Purpose: Interval breast cancer is of clinical interest, as it exhibits an aggressive phenotype and evades detection by screening mammography. A comprehensive picture of somatic changes that drive tumors to become symptomatic in the screening interval can improve understanding of the biology underlying these aggressive tumors.
Experimental Design: Initiated in April 2013, Clinical Sequencing of Cancer in Sweden (Clinseq) is a scientific and clinical platform for the genomic profiling of cancer. The breast cancer pilot study consisted of women diagnosed with breast cancer between 2001 and 2012 in the Stockholm/Gotland regions. A subset of 307 breast tumors was successfully sequenced, of which 113 were screen-detected and 60 were interval cancers. We applied targeted deep sequencing of cancer-related genes; low-pass, whole-genome sequencing; and RNA sequencing technology to characterize somatic differences in the genomic and transcriptomic architecture by interval cancer status. Mammographic density and PAM50 molecular subtypes were considered.
Results: In the univariate analyses, TP53, PPP1R3A, and KMT2B were significantly more frequently mutated in interval cancers than in screen-detected cancers. Acquired somatic copy number aberrations with a frequency difference of at least 15% between the two groups included gains in 17q23-q25.3 and losses in 16q24.2. Gene expression analysis identified 447 significantly differentially expressed genes, of which 120 were replicated in an independent microarray dataset. After adjusting for PAM50, most differences were no longer significant.

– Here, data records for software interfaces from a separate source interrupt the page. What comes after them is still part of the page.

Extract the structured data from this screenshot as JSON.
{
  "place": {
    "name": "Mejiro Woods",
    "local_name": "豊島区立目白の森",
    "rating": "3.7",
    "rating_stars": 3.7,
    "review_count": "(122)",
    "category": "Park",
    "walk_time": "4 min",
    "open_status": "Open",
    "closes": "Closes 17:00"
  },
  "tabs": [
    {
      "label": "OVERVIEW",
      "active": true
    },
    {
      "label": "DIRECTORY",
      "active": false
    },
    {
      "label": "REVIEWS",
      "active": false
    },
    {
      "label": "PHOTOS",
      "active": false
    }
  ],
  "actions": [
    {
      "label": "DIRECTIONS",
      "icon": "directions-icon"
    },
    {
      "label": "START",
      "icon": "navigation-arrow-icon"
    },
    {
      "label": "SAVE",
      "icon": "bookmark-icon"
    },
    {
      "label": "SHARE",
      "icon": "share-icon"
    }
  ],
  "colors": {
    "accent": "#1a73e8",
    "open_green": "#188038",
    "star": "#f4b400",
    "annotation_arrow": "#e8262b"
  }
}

Conclusions: Molecular differences by interval cancer status were observed, but they were largely explained by PAM50 subtypes. This work offers new insights into the biological differences between the two tumor groups. Clin Cancer Res; 1–9. ©2016 AACR.
Note: Supplementary data for this article are available at Clinical Cancer Research Online (http://clincancerres.aacrjournals.org/).
- Received April 19, 2016.
- Revision received August 8, 2016.
- Accepted August 15, 2016.
- ©2016 American Association for Cancer Research.